The Publishing Post
Disability Representation in Fiction
For National Disabilities Awareness Month, we are celebrating the achievements of those living with chronic illnesses and disabilities. Here are our top book recommendations that give a new perspective on ability and disability, highlighting the importance of disability representation in fiction.
The Shock of the Fall by Nathan Filer
The Shock of the Fall was British author Nathan Filer’s debut, exploring schizophrenia and the trials of living with mental illness through the eyes of Matthew after his brother, Simon, dies. Filer is a trained psychiatric nurse with a degree in mental health nursing, making his novel all the more impactful. Matthew’s complex battle with schizophrenia begins after Simon’s death, and the narrative jumps around from diary entries to letters all written for his brother. We see the confusion and panic schizophrenia induces in the individual, and the exponential decline in Matthew’s mental health as he becomes increasingly isolated. This is a deeply affecting book that continues to be praised for raising awareness of the realities of mental illness.
Wonder by R.J. Palacio
If you remember the terrifying years of childhood, you’ll appreciate August’s story in Wonder by R.J. Palacio. 10-year-old Auggie is going to school for the first time in his life and, in addition to navigating the world of education and making new friends, he has a severe facial deformity that stops strangers in their tracks. While August’s story is not an easy one to read, it is a rare story written with sensitivity and insight that deserves to be read. An up-beat, life-affirming narrative about growing up, this story gives readers an intimate portrayal of August’s fight for acceptance. Wonder is a novel that made me want to embrace life and the people in it, a book that is a must for everyone.
Please Read This Leaflet Carefully by Karen Havelin
Pain is part of the human experience, often coupled with the happy ending of a cure. But the thing about chronic illness is that there isn’t necessarily a cure, it is a constant cycle that affects daily life. Please Read This Leaflet Carefully by Karen Havelin, published by Dead Ink Books, follows Laura Fjellstad as she details her life with endometriosis. The book is told in reverse, from 2016 to 1995, where we see Laura’s journey with her body and illness – meeting her younger, healthier selves and seeing how far she has come since. It is so important that these experiences are represented in fiction to encourage conversations about illness for people who can relate, those who are undiagnosed and those who don’t know anything at all.

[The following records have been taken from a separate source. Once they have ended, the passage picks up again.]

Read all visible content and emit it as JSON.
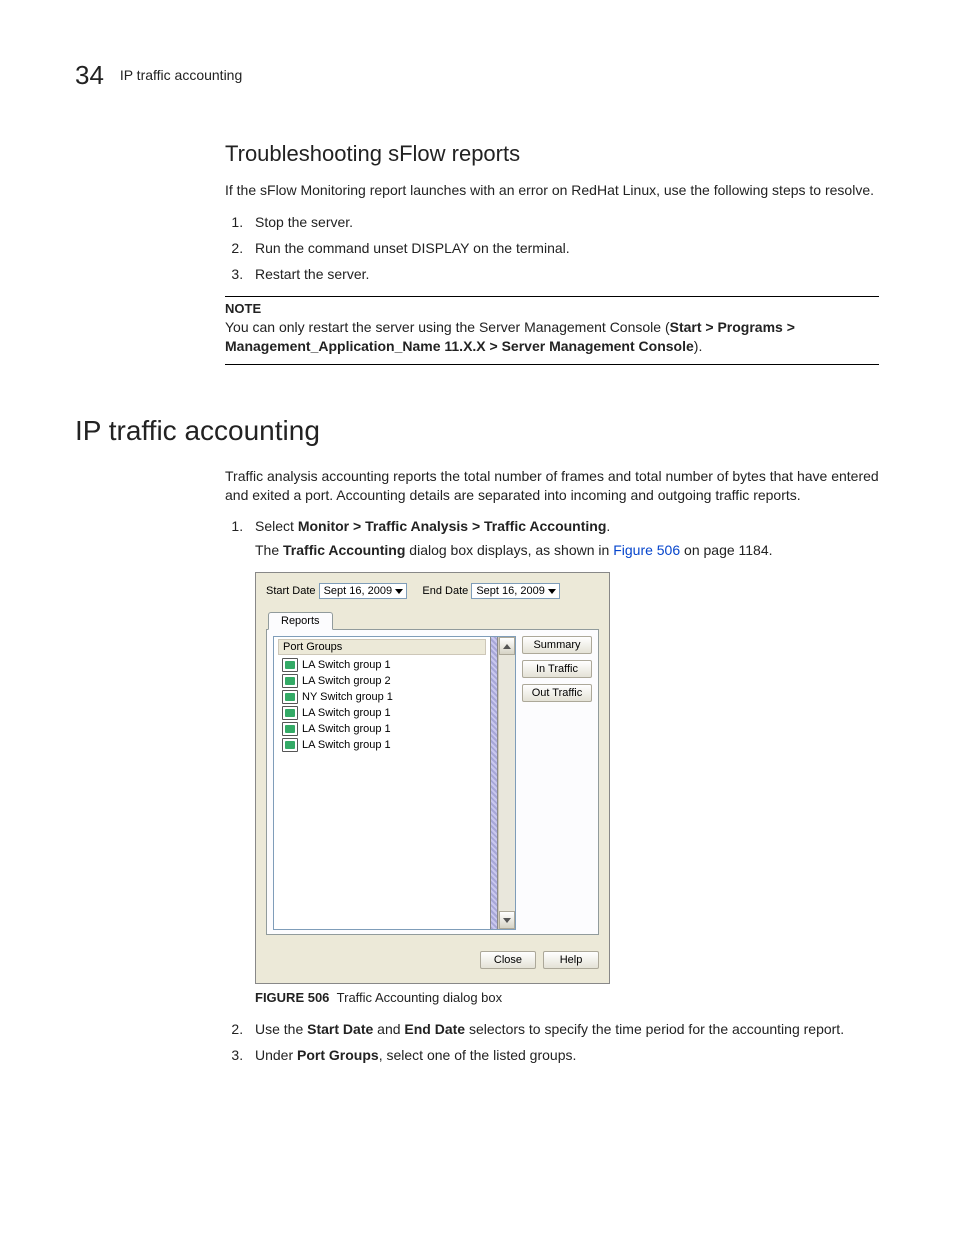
{
  "header": {
    "chapter_number": "34",
    "chapter_title": "IP traffic accounting"
  },
  "section1": {
    "heading": "Troubleshooting sFlow reports",
    "intro": "If the sFlow Monitoring report launches with an error on RedHat Linux, use the following steps to resolve.",
    "steps": {
      "s1": "Stop the server.",
      "s2": "Run the command unset DISPLAY on the terminal.",
      "s3": "Restart the server."
    },
    "note_label": "NOTE",
    "note_text_a": "You can only restart the server using the Server Management Console (",
    "note_bold": "Start > Programs > Management_Application_Name 11.X.X > Server Management Console",
    "note_text_b": ")."
  },
  "section2": {
    "heading": "IP traffic accounting",
    "para": "Traffic analysis accounting reports the total number of frames and total number of bytes that have entered and exited a port. Accounting details are separated into incoming and outgoing traffic reports.",
    "step1_a": "Select ",
    "step1_bold": "Monitor > Traffic Analysis > Traffic Accounting",
    "step1_b": ".",
    "step1_sub_a": "The ",
    "step1_sub_bold": "Traffic Accounting",
    "step1_sub_b": " dialog box displays, as shown in ",
    "step1_sub_link": "Figure 506",
    "step1_sub_c": " on page 1184.",
    "step2_a": "Use the ",
    "step2_b1": "Start Date",
    "step2_b": " and ",
    "step2_b2": "End Date",
    "step2_c": " selectors to specify the time period for the accounting report.",
    "step3_a": "Under ",
    "step3_bold": "Port Groups",
    "step3_b": ", select one of the listed groups.",
    "fig_label": "FIGURE 506",
    "fig_caption": "Traffic Accounting dialog box"
  },
  "dialog": {
    "start_label": "Start Date",
    "start_value": "Sept 16, 2009",
    "end_label": "End Date",
    "end_value": "Sept 16, 2009",
    "tab": "Reports",
    "list_header": "Port Groups",
    "items": {
      "i0": "LA Switch group 1",
      "i1": "LA Switch group 2",
      "i2": "NY Switch group 1",
      "i3": "LA Switch group 1",
      "i4": "LA Switch group 1",
      "i5": "LA Switch group 1"
    },
    "btn_summary": "Summary",
    "btn_in": "In Traffic",
    "btn_out": "Out Traffic",
    "btn_close": "Close",
    "btn_help": "Help"
  }
}
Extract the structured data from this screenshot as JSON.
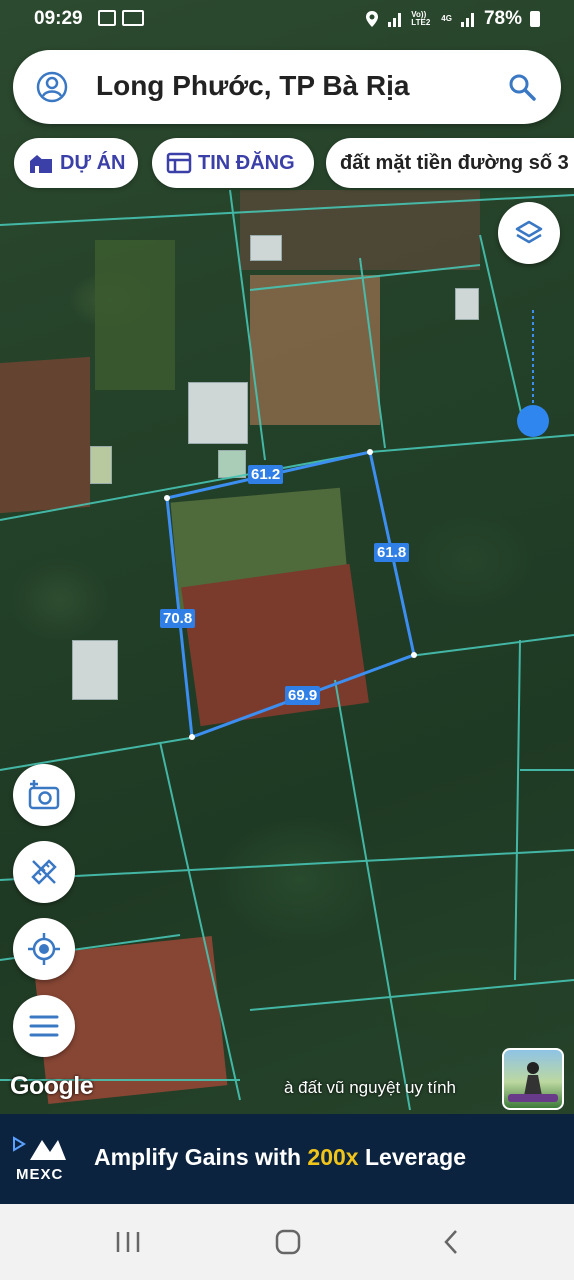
{
  "status_bar": {
    "time": "09:29",
    "carrier_label": "Vo)) LTE2",
    "network": "4G",
    "battery": "78%"
  },
  "search": {
    "title": "Long Phước, TP Bà Rịa",
    "left_icon": "account-circle-icon",
    "right_icon": "search-icon"
  },
  "chips": [
    {
      "label": "DỰ ÁN",
      "icon": "house-icon"
    },
    {
      "label": "TIN ĐĂNG",
      "icon": "listing-icon"
    },
    {
      "label": "đất mặt tiền đường số 3"
    }
  ],
  "map": {
    "measurements": [
      "61.2",
      "61.8",
      "70.8",
      "69.9"
    ],
    "attribution": "Google",
    "overlay_caption": "à đất vũ nguyệt uy tính"
  },
  "fabs": [
    "add-photo-icon",
    "ruler-pencil-icon",
    "my-location-icon",
    "menu-icon"
  ],
  "layers_button_icon": "layers-icon",
  "ad": {
    "brand": "MEXC",
    "tagline_pre": "Amplify Gains with ",
    "tagline_highlight": "200x",
    "tagline_post": " Leverage",
    "highlight_color": "#f0c419"
  },
  "nav": {
    "buttons": [
      "recents-icon",
      "home-icon",
      "back-icon"
    ]
  }
}
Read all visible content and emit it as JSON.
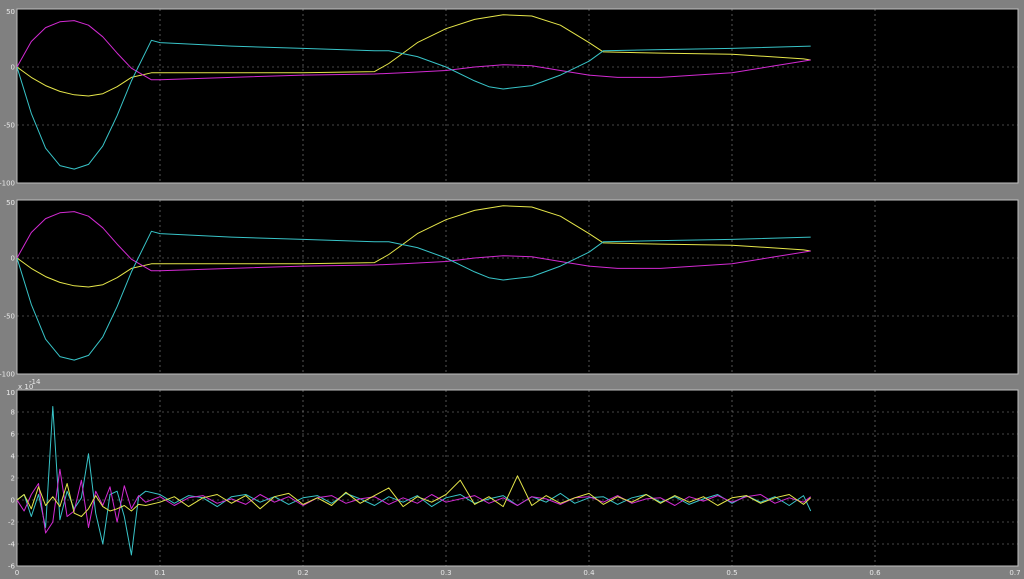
{
  "colors": {
    "figure_bg": "#808080",
    "axes_bg": "#000000",
    "axes_frame": "#c0c0c0",
    "grid": "#c8c8c8",
    "tick_text": "#e8e8e8",
    "series": {
      "yellow": "#e6e64a",
      "magenta": "#d22ad2",
      "cyan": "#38c4c8"
    }
  },
  "chart_data": [
    {
      "type": "line",
      "title": "",
      "xlabel": "",
      "ylabel": "",
      "xlim": [
        0,
        0.7
      ],
      "ylim": [
        -100,
        50
      ],
      "xticks": [],
      "yticks": [
        "50",
        "0",
        "-50",
        "-100"
      ],
      "grid": true,
      "series": [
        {
          "color": "yellow",
          "x": [
            0,
            0.01,
            0.02,
            0.03,
            0.04,
            0.05,
            0.06,
            0.07,
            0.08,
            0.094,
            0.1,
            0.15,
            0.2,
            0.25,
            0.26,
            0.27,
            0.28,
            0.3,
            0.32,
            0.34,
            0.36,
            0.38,
            0.4,
            0.41,
            0.45,
            0.5,
            0.55,
            0.555
          ],
          "y": [
            0,
            -9,
            -16,
            -21,
            -24,
            -25,
            -23,
            -17,
            -9,
            -5,
            -5,
            -5,
            -5,
            -4,
            3,
            12,
            21,
            33,
            41,
            45,
            44,
            36,
            21,
            13,
            12,
            11,
            7,
            6
          ]
        },
        {
          "color": "magenta",
          "x": [
            0,
            0.01,
            0.02,
            0.03,
            0.04,
            0.05,
            0.06,
            0.07,
            0.08,
            0.094,
            0.1,
            0.15,
            0.2,
            0.25,
            0.27,
            0.3,
            0.32,
            0.34,
            0.36,
            0.38,
            0.4,
            0.42,
            0.45,
            0.5,
            0.53,
            0.555
          ],
          "y": [
            0,
            22,
            34,
            39,
            40,
            36,
            26,
            12,
            -1,
            -11,
            -11,
            -9,
            -7,
            -6,
            -5,
            -3,
            0,
            2,
            1,
            -3,
            -7,
            -9,
            -9,
            -5,
            1,
            6
          ]
        },
        {
          "color": "cyan",
          "x": [
            0,
            0.01,
            0.02,
            0.03,
            0.04,
            0.05,
            0.06,
            0.07,
            0.08,
            0.094,
            0.1,
            0.15,
            0.2,
            0.25,
            0.26,
            0.28,
            0.3,
            0.32,
            0.33,
            0.34,
            0.36,
            0.38,
            0.4,
            0.41,
            0.45,
            0.5,
            0.555
          ],
          "y": [
            0,
            -40,
            -70,
            -85,
            -88,
            -84,
            -68,
            -42,
            -12,
            23,
            21,
            18,
            16,
            14,
            14,
            9,
            0,
            -12,
            -17,
            -19,
            -16,
            -7,
            5,
            14,
            15,
            16,
            18
          ]
        }
      ]
    },
    {
      "type": "line",
      "title": "",
      "xlabel": "",
      "ylabel": "",
      "xlim": [
        0,
        0.7
      ],
      "ylim": [
        -100,
        50
      ],
      "xticks": [],
      "yticks": [
        "50",
        "0",
        "-50",
        "-100"
      ],
      "grid": true,
      "series": [
        {
          "color": "yellow",
          "x": [
            0,
            0.01,
            0.02,
            0.03,
            0.04,
            0.05,
            0.06,
            0.07,
            0.08,
            0.094,
            0.1,
            0.15,
            0.2,
            0.25,
            0.26,
            0.27,
            0.28,
            0.3,
            0.32,
            0.34,
            0.36,
            0.38,
            0.4,
            0.41,
            0.45,
            0.5,
            0.55,
            0.555
          ],
          "y": [
            0,
            -9,
            -16,
            -21,
            -24,
            -25,
            -23,
            -17,
            -9,
            -5,
            -5,
            -5,
            -5,
            -4,
            3,
            12,
            21,
            33,
            41,
            45,
            44,
            36,
            21,
            13,
            12,
            11,
            7,
            6
          ]
        },
        {
          "color": "magenta",
          "x": [
            0,
            0.01,
            0.02,
            0.03,
            0.04,
            0.05,
            0.06,
            0.07,
            0.08,
            0.094,
            0.1,
            0.15,
            0.2,
            0.25,
            0.27,
            0.3,
            0.32,
            0.34,
            0.36,
            0.38,
            0.4,
            0.42,
            0.45,
            0.5,
            0.53,
            0.555
          ],
          "y": [
            0,
            22,
            34,
            39,
            40,
            36,
            26,
            12,
            -1,
            -11,
            -11,
            -9,
            -7,
            -6,
            -5,
            -3,
            0,
            2,
            1,
            -3,
            -7,
            -9,
            -9,
            -5,
            1,
            6
          ]
        },
        {
          "color": "cyan",
          "x": [
            0,
            0.01,
            0.02,
            0.03,
            0.04,
            0.05,
            0.06,
            0.07,
            0.08,
            0.094,
            0.1,
            0.15,
            0.2,
            0.25,
            0.26,
            0.28,
            0.3,
            0.32,
            0.33,
            0.34,
            0.36,
            0.38,
            0.4,
            0.41,
            0.45,
            0.5,
            0.555
          ],
          "y": [
            0,
            -40,
            -70,
            -85,
            -88,
            -84,
            -68,
            -42,
            -12,
            23,
            21,
            18,
            16,
            14,
            14,
            9,
            0,
            -12,
            -17,
            -19,
            -16,
            -7,
            5,
            14,
            15,
            16,
            18
          ]
        }
      ]
    },
    {
      "type": "line",
      "title": "",
      "xlabel": "",
      "ylabel": "",
      "exponent_label": "x 10",
      "exponent_power": "-14",
      "xlim": [
        0,
        0.7
      ],
      "ylim": [
        -6,
        10
      ],
      "xticks": [
        "0",
        "0.1",
        "0.2",
        "0.3",
        "0.4",
        "0.5",
        "0.6",
        "0.7"
      ],
      "yticks": [
        "10",
        "8",
        "6",
        "4",
        "2",
        "0",
        "-2",
        "-4",
        "-6"
      ],
      "grid": true,
      "series": [
        {
          "color": "cyan",
          "x": [
            0,
            0.005,
            0.01,
            0.015,
            0.02,
            0.025,
            0.03,
            0.035,
            0.04,
            0.045,
            0.05,
            0.055,
            0.06,
            0.065,
            0.07,
            0.075,
            0.08,
            0.085,
            0.09,
            0.1,
            0.11,
            0.12,
            0.13,
            0.14,
            0.15,
            0.16,
            0.17,
            0.18,
            0.19,
            0.2,
            0.21,
            0.22,
            0.23,
            0.24,
            0.25,
            0.26,
            0.27,
            0.28,
            0.29,
            0.3,
            0.31,
            0.32,
            0.33,
            0.34,
            0.35,
            0.36,
            0.37,
            0.38,
            0.39,
            0.4,
            0.41,
            0.42,
            0.43,
            0.44,
            0.45,
            0.46,
            0.47,
            0.48,
            0.49,
            0.5,
            0.51,
            0.52,
            0.53,
            0.54,
            0.55,
            0.555
          ],
          "y": [
            0,
            0.5,
            -1.5,
            0.5,
            -2.5,
            8.5,
            -1.8,
            0.8,
            -0.8,
            0.2,
            4.2,
            -1.2,
            -4,
            0.5,
            0.8,
            -1.5,
            -5,
            0.3,
            0.8,
            0.5,
            -0.3,
            0.4,
            0.2,
            -0.6,
            0.3,
            0.5,
            -0.2,
            0.3,
            -0.4,
            0.2,
            0.4,
            -0.3,
            0.6,
            0.1,
            -0.5,
            0.3,
            -0.2,
            0.4,
            -0.6,
            0.2,
            0.5,
            -0.3,
            0.1,
            0.4,
            -0.5,
            0.3,
            -0.2,
            0.6,
            -0.3,
            0.2,
            0.3,
            -0.4,
            0.2,
            0.5,
            -0.2,
            0.3,
            -0.4,
            0.1,
            0.5,
            -0.3,
            0.4,
            -0.2,
            0.3,
            -0.5,
            0.4,
            -1.0
          ]
        },
        {
          "color": "magenta",
          "x": [
            0,
            0.005,
            0.01,
            0.015,
            0.02,
            0.025,
            0.03,
            0.035,
            0.04,
            0.045,
            0.05,
            0.055,
            0.06,
            0.065,
            0.07,
            0.075,
            0.08,
            0.085,
            0.09,
            0.1,
            0.11,
            0.12,
            0.13,
            0.14,
            0.15,
            0.16,
            0.17,
            0.18,
            0.19,
            0.2,
            0.21,
            0.22,
            0.23,
            0.24,
            0.25,
            0.26,
            0.27,
            0.28,
            0.29,
            0.3,
            0.31,
            0.32,
            0.33,
            0.34,
            0.35,
            0.36,
            0.37,
            0.38,
            0.39,
            0.4,
            0.41,
            0.42,
            0.43,
            0.44,
            0.45,
            0.46,
            0.47,
            0.48,
            0.49,
            0.5,
            0.51,
            0.52,
            0.53,
            0.54,
            0.55,
            0.555
          ],
          "y": [
            0,
            -1,
            0.5,
            1.5,
            -3,
            -2,
            2.8,
            -1.5,
            -1,
            1.8,
            -2.5,
            0.8,
            -0.5,
            1.2,
            -2,
            1.3,
            -0.8,
            0.4,
            -0.2,
            0.3,
            -0.5,
            0.2,
            0.4,
            -0.3,
            0.1,
            -0.4,
            0.5,
            -0.2,
            0.3,
            -0.5,
            0.2,
            0.4,
            -0.3,
            0.1,
            0.3,
            -0.4,
            0.2,
            -0.3,
            0.5,
            -0.2,
            0.1,
            0.4,
            -0.3,
            0.2,
            -0.5,
            0.3,
            0.1,
            -0.4,
            0.2,
            0.3,
            -0.2,
            0.4,
            -0.3,
            0.1,
            0.2,
            -0.5,
            0.3,
            -0.1,
            0.4,
            -0.2,
            0.3,
            0.5,
            -0.3,
            0.2,
            -0.2,
            0.3
          ]
        },
        {
          "color": "yellow",
          "x": [
            0,
            0.005,
            0.01,
            0.015,
            0.02,
            0.025,
            0.03,
            0.035,
            0.04,
            0.045,
            0.05,
            0.055,
            0.06,
            0.065,
            0.07,
            0.075,
            0.08,
            0.085,
            0.09,
            0.1,
            0.11,
            0.12,
            0.13,
            0.14,
            0.15,
            0.16,
            0.17,
            0.18,
            0.19,
            0.2,
            0.21,
            0.22,
            0.23,
            0.24,
            0.25,
            0.26,
            0.27,
            0.28,
            0.29,
            0.3,
            0.31,
            0.32,
            0.33,
            0.34,
            0.35,
            0.36,
            0.37,
            0.38,
            0.39,
            0.4,
            0.41,
            0.42,
            0.43,
            0.44,
            0.45,
            0.46,
            0.47,
            0.48,
            0.49,
            0.5,
            0.51,
            0.52,
            0.53,
            0.54,
            0.55,
            0.555
          ],
          "y": [
            0,
            0.5,
            -0.8,
            1.2,
            -0.5,
            0.3,
            -0.6,
            1.5,
            -1.2,
            -1.5,
            -0.8,
            0.4,
            -0.6,
            -1,
            -0.8,
            -0.5,
            -1,
            -0.4,
            -0.5,
            -0.2,
            0.3,
            -0.6,
            0.2,
            0.5,
            -0.3,
            0.4,
            -0.8,
            0.3,
            0.6,
            -0.4,
            0.2,
            -0.5,
            0.7,
            -0.3,
            0.4,
            1.1,
            -0.6,
            0.3,
            -0.2,
            0.5,
            1.8,
            -0.4,
            0.3,
            -0.6,
            2.2,
            -0.5,
            0.4,
            -0.3,
            0.2,
            0.6,
            -0.4,
            0.3,
            -0.2,
            0.5,
            -0.3,
            0.4,
            -0.2,
            0.3,
            -0.5,
            0.2,
            0.4,
            -0.3,
            0.2,
            0.5,
            -0.4,
            0.2
          ]
        }
      ]
    }
  ]
}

The Curious Incident of the Dog in the Night-Time by Mark Haddon
An important aspect of representation is that disability doesn’t always have to be the whole focus of the plot. The fact that The Curious Incident is told from the perspective of “a mathematician with behavioural difficulties” allows the reader to understand the narrator’s disability in a different way. Haddon has cleverly crafted a murder mystery in which we are able to see things with a unique perspective. Vitally, the book doesn’t focus on Christopher’s disability, but rather how he is differently abled. It is a moving and often funny book with an incredible and vivid narrator that will stick with you long after reading.
Five Steps to Happy by Ella Dove
When Ella Dove went out for a run one morning her life changed irrevocably. Ella stumbled and fell, and the injury she sustained resulted in a below-knee amputation. We find Heidi, the main character in Five Steps to Happy, in the same life-altering position. We follow Heidi’s journey as she learns to navigate new challenges, realising that her life is far from over – even when it looks and feels so different to what she had planned. The strength in this story comes not only from Ella’s wonderful narrative and relatable characters, but also from the raw emotion produced by its basis on a true story. Described as “an uplifting novel,” Five Steps to Happy is a story of hope.
What Stars Are Made Of by Sarah Allen
Sarah Allen’s debut middle-grade novel follows Libby Monroe, a plucky 12-year-old protagonist born with Turner Syndrome. Libby is an aspiring scientist with a loving family, supportive friends and a determined mind. After learning that her beloved older sister Nonny is pregnant, she wants to help take care of the sister who has always cared for her. She works to craft the perfect essay about her hero Cecelia Payne for a contest, determined to win the prize money for her sister. A heartwarming story of family and friendship, What Stars Are Made Of illustrates how Libby’s compassion and tenacious spirit allows her to move the stars for her loved ones.